The Barcelona chair is a perfect design and strong visual statement. It has become the ultimate and timeless image of elegance and comfort. A careful study of the potential for even softer upholstery and a new collection of “full grain” leathers, softer to the touch and capable of ageing gracefully have contributed to give a greater residential feel to what remains the undisputed ‘monument’ of the international history of design.Share
A signature KnollStudio design, produced to Mies' original specifications.
Exclusive manufacturing and sales rights were accorded to Knoll by the designer in 1953.
The KnollStudio logo and the signature of Mies van der Rohe are stamped into the base of each chair.
Polished chrome structure hand-buffed and hand-finished to a mirror finish. 40 individual panels for the chair and 16 for the stool are cut hand-welted, and hand-tufted with leather and buttons produced from a single cowhide. Cushions are premium quality fire retardant, high resilient urethane foam with down like dacron polyester fibrefill. The seat and the back of the Barcelona chair are connected with a removable pin.
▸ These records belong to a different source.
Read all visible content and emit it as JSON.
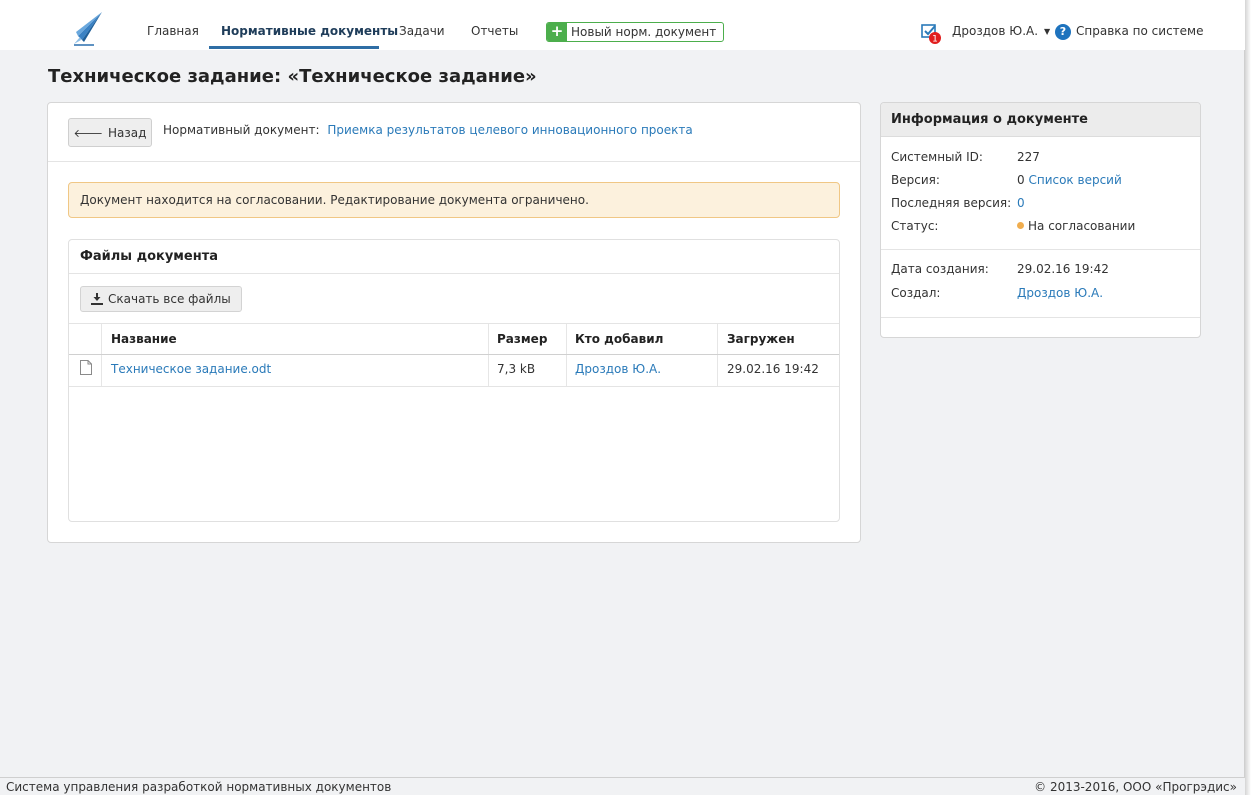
{
  "nav": {
    "items": [
      {
        "label": "Главная"
      },
      {
        "label": "Нормативные документы"
      },
      {
        "label": "Задачи"
      },
      {
        "label": "Отчеты"
      }
    ],
    "new_doc_label": "Новый норм. документ",
    "new_doc_icon": "plus-icon",
    "tasks_badge": "1",
    "user_name": "Дроздов Ю.А.",
    "help_label": "Справка по системе",
    "colors": {
      "active_underline": "#2f6ea5",
      "new_doc": "#4cae4c",
      "badge": "#e11d1d"
    }
  },
  "page": {
    "title": "Техническое задание: «Техническое задание»"
  },
  "main": {
    "back_label": "Назад",
    "doc_ref_label": "Нормативный документ:",
    "doc_ref_link": "Приемка результатов целевого инновационного проекта",
    "alert_text": "Документ находится на согласовании. Редактирование документа ограничено.",
    "files": {
      "title": "Файлы документа",
      "download_all_label": "Скачать все файлы",
      "columns": [
        "Название",
        "Размер",
        "Кто добавил",
        "Загружен"
      ],
      "rows": [
        {
          "name": "Техническое задание.odt",
          "size": "7,3 kB",
          "added_by": "Дроздов Ю.А.",
          "uploaded": "29.02.16 19:42"
        }
      ]
    }
  },
  "info": {
    "title": "Информация о документе",
    "system_id_label": "Системный ID:",
    "system_id": "227",
    "version_label": "Версия:",
    "version": "0",
    "versions_link": "Список версий",
    "last_version_label": "Последняя версия:",
    "last_version": "0",
    "status_label": "Статус:",
    "status": "На согласовании",
    "status_color": "#f0ad4e",
    "created_label": "Дата создания:",
    "created": "29.02.16 19:42",
    "author_label": "Создал:",
    "author": "Дроздов Ю.А."
  },
  "footer": {
    "left": "Система управления разработкой нормативных документов",
    "right": "© 2013-2016, ООО «Прогрэдис»"
  }
}
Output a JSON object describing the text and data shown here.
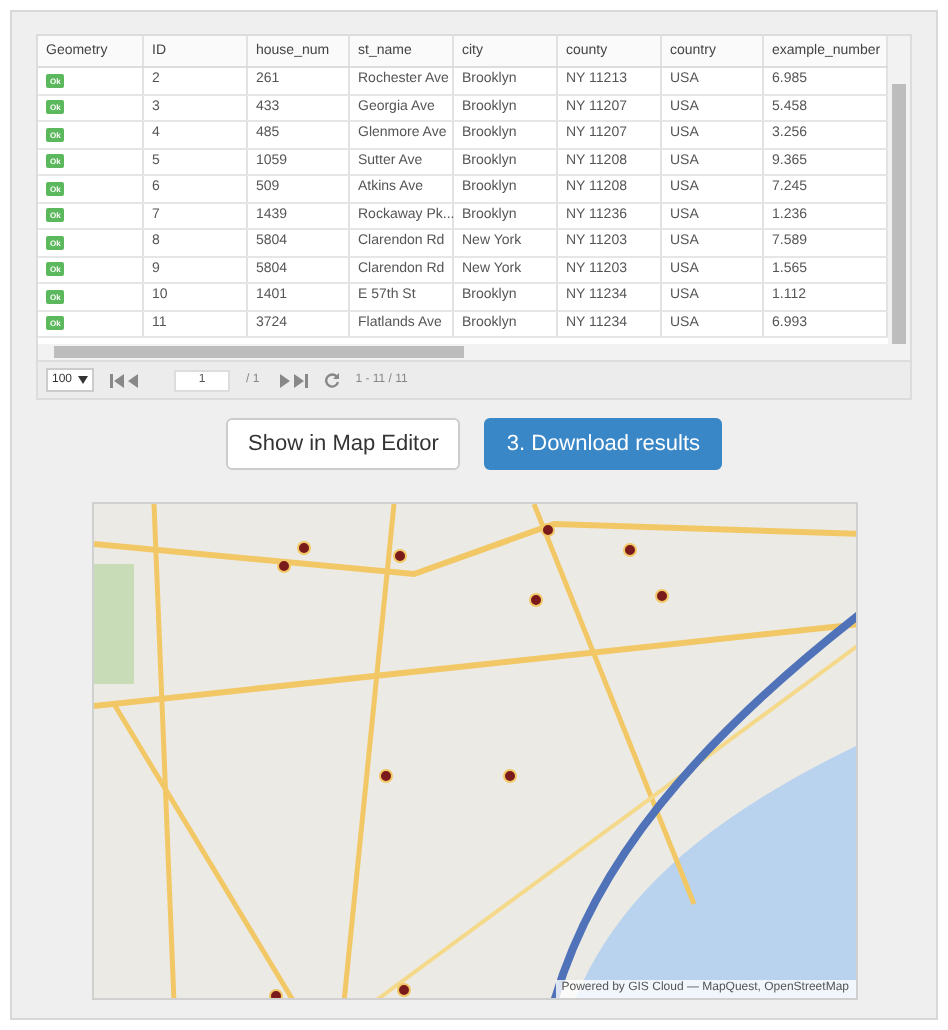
{
  "table": {
    "columns": [
      "Geometry",
      "ID",
      "house_num",
      "st_name",
      "city",
      "county",
      "country",
      "example_number"
    ],
    "rows": [
      {
        "cells": [
          "Ok",
          "2",
          "261",
          "Rochester Ave",
          "Brooklyn",
          "NY 11213",
          "USA",
          "6.985"
        ]
      },
      {
        "cells": [
          "Ok",
          "3",
          "433",
          "Georgia Ave",
          "Brooklyn",
          "NY 11207",
          "USA",
          "5.458"
        ]
      },
      {
        "cells": [
          "Ok",
          "4",
          "485",
          "Glenmore Ave",
          "Brooklyn",
          "NY 11207",
          "USA",
          "3.256"
        ]
      },
      {
        "cells": [
          "Ok",
          "5",
          "1059",
          "Sutter Ave",
          "Brooklyn",
          "NY 11208",
          "USA",
          "9.365"
        ]
      },
      {
        "cells": [
          "Ok",
          "6",
          "509",
          "Atkins Ave",
          "Brooklyn",
          "NY 11208",
          "USA",
          "7.245"
        ]
      },
      {
        "cells": [
          "Ok",
          "7",
          "1439",
          "Rockaway Pk...",
          "Brooklyn",
          "NY 11236",
          "USA",
          "1.236"
        ]
      },
      {
        "cells": [
          "Ok",
          "8",
          "5804",
          "Clarendon Rd",
          "New York",
          "NY 11203",
          "USA",
          "7.589"
        ]
      },
      {
        "cells": [
          "Ok",
          "9",
          "5804",
          "Clarendon Rd",
          "New York",
          "NY 11203",
          "USA",
          "1.565"
        ]
      },
      {
        "cells": [
          "Ok",
          "10",
          "1401",
          "E 57th St",
          "Brooklyn",
          "NY 11234",
          "USA",
          "1.112"
        ]
      },
      {
        "cells": [
          "Ok",
          "11",
          "3724",
          "Flatlands Ave",
          "Brooklyn",
          "NY 11234",
          "USA",
          "6.993"
        ]
      }
    ]
  },
  "pager": {
    "page_size": "100",
    "page": "1",
    "page_total": "/ 1",
    "range": "1 - 11 / 11"
  },
  "buttons": [
    {
      "label": "Show in Map Editor",
      "kind": "secondary"
    },
    {
      "label": "3. Download results",
      "kind": "primary"
    }
  ],
  "map": {
    "attribution": "Powered by GIS Cloud — MapQuest, OpenStreetMap"
  }
}
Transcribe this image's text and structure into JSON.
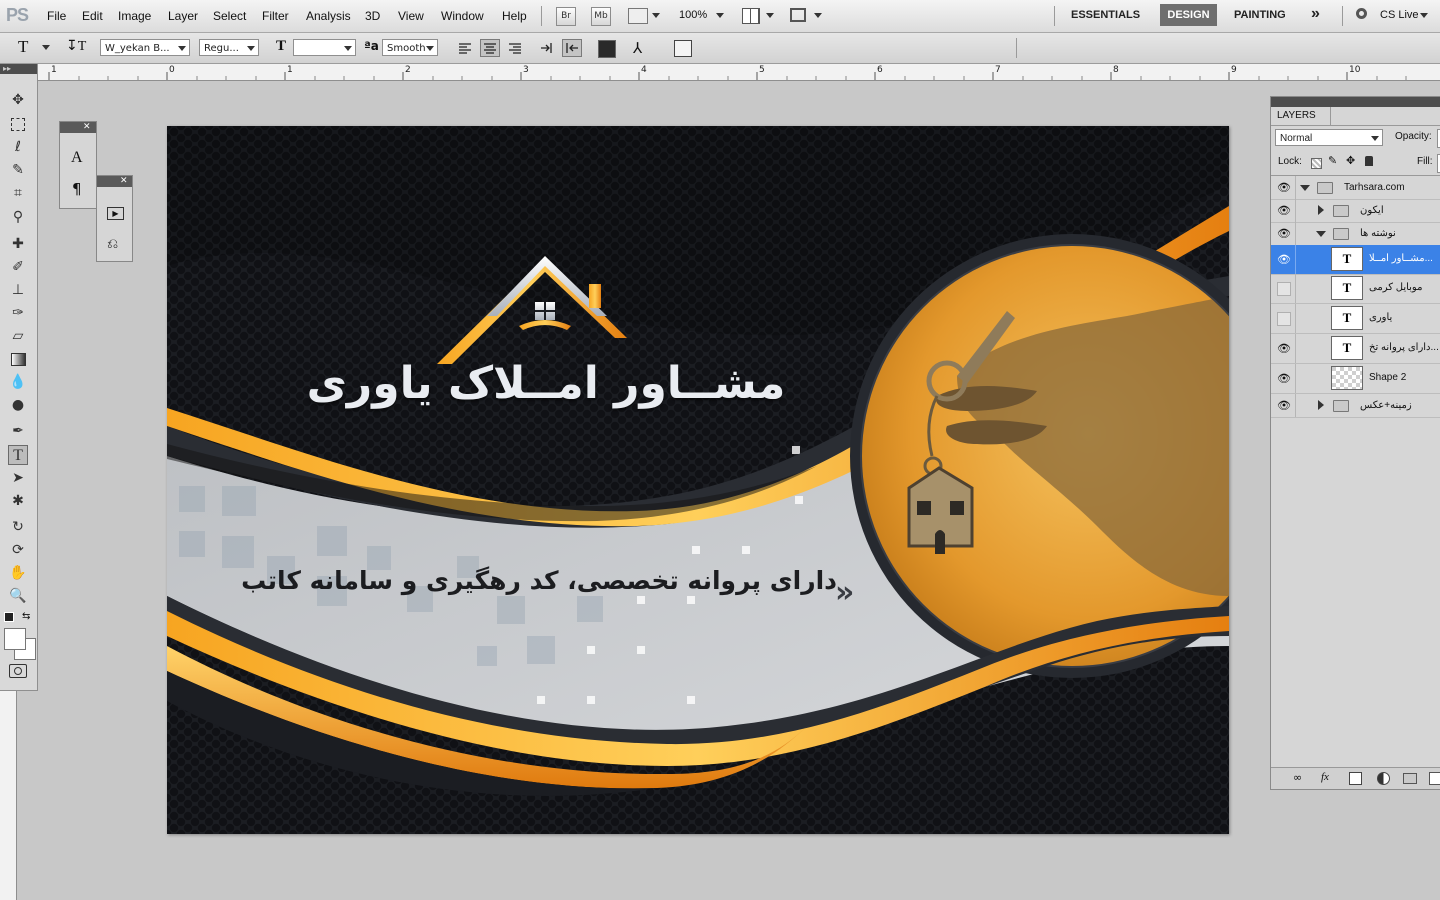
{
  "app": {
    "logo": "PS"
  },
  "menu": [
    "File",
    "Edit",
    "Image",
    "Layer",
    "Select",
    "Filter",
    "Analysis",
    "3D",
    "View",
    "Window",
    "Help"
  ],
  "menubar_buttons": {
    "bridge": "Br",
    "mini_bridge": "Mb",
    "zoom": "100%"
  },
  "workspaces": {
    "essentials": "ESSENTIALS",
    "design": "DESIGN",
    "painting": "PAINTING",
    "more": "»",
    "cs_live": "CS Live"
  },
  "options": {
    "font_family": "W_yekan B...",
    "font_style": "Regu...",
    "font_size": "",
    "aa_label": "a",
    "anti_alias": "Smooth"
  },
  "ruler_numbers": [
    "1",
    "0",
    "1",
    "2",
    "3",
    "4",
    "5",
    "6",
    "7",
    "8",
    "9",
    "10"
  ],
  "card": {
    "company_name": "مشــاور امــلاک یاوری",
    "tagline": "دارای پروانه تخصصی، کد رهگیری و سامانه کاتب",
    "chevrons": "»"
  },
  "layers_panel": {
    "tab": "LAYERS",
    "blend_mode": "Normal",
    "opacity_label": "Opacity:",
    "lock_label": "Lock:",
    "fill_label": "Fill:",
    "text_thumb": "T",
    "layers": [
      {
        "name": "Tarhsara.com",
        "visible": true,
        "type": "group",
        "expanded": true,
        "indent": 0
      },
      {
        "name": "آیکون",
        "visible": true,
        "type": "group",
        "expanded": false,
        "indent": 1
      },
      {
        "name": "نوشته ها",
        "visible": true,
        "type": "group",
        "expanded": true,
        "indent": 1
      },
      {
        "name": "مشــاور امــلا...",
        "visible": true,
        "type": "text",
        "selected": true,
        "indent": 2
      },
      {
        "name": "موبایل کرمی",
        "visible": false,
        "type": "text",
        "indent": 2
      },
      {
        "name": "یاوری",
        "visible": false,
        "type": "text",
        "indent": 2
      },
      {
        "name": "دارای پروانه تخ...",
        "visible": true,
        "type": "text",
        "indent": 2
      },
      {
        "name": "Shape 2",
        "visible": true,
        "type": "shape",
        "indent": 2
      },
      {
        "name": "زمینه+عکس",
        "visible": true,
        "type": "group",
        "expanded": false,
        "indent": 1
      }
    ]
  },
  "colors": {
    "orange": "#f39a1e",
    "dark": "#1b1d22",
    "selection": "#3b82e7"
  }
}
Side and edges of upholstery straps are dyed to match specified upholstery colour.
The cushions are in leather and the frame is in polished chrome.
Museum of Modern Art Award, 1977
Chair 75cm W x 77cm D x 77cm h
Stool 59cm W x 59.5cm D x 39cm h
As a rising figure of the modernist movement, Ludwig Mies van der Rohe was selected to design the Weimar Republic’s Pavilion for the Barcelona Industrial Exposition of 1929.Through masterful proportioning and planning, Mies created a rhythmic and entirely unprecedented space, which elevated industrial-age materials to a level of grace never before achieved. Inside, Mies included chairs and stools conceived as a resting place for the King and Queen of Spain. Determined to create a chair worthy of royalty, Mies is thought to have based the designs, with their signature criss-cross frames, on the campaign chairs of Ancient Rome. Mies: “I feel that it must be possible to harmonise the old and new in our civilisation.” Although the Barcelona Pavilion only stood for seven months, it is recognised as a defining achievement of modern architecture, as are the accompanying Barcelona Chairs (although the King and Queen reportedly never sat in them). Mies, a close friend and mentor to Florence Knoll during her time at the Illinois Institute of Technology, formally granted Knoll the production rights to the Barcelona Chair and Stool in 1953. The designs immediately became a signature of the Knoll brand and have been built to Mies van der Rohe’s exacting standards ever since. Discover the story of the Barcelona Chair
Ludwig Mies van der Rohe began his career working in his father's stonemasonry business. After an apprenticeship with furniture designer Bruno Paul in Berlin, he joined the office of architect Peter Behrens, whose work presaged the modern movement. In 1912, Mies established his own office in Berlin, and later became a member of the Deutscher Werkbund and Director of the Bauhaus.He immigrated to the United States in 1938, setting up a practice in Chicago. His buildings include the German Pavilion for the 1929 Barcelona Exposition, the Tugendhat Villa in Brno, Czechoslovakia, the Seagram Building, designed with Philip Johnson, a cluster of residential towers along Chicago's Lakeshore Drive in Chicago, and the Illinois Institute of Technology campus, where he was the director of architecture. Ludwig Mies van der Rohe (1886 - 1969) Birthplace Germany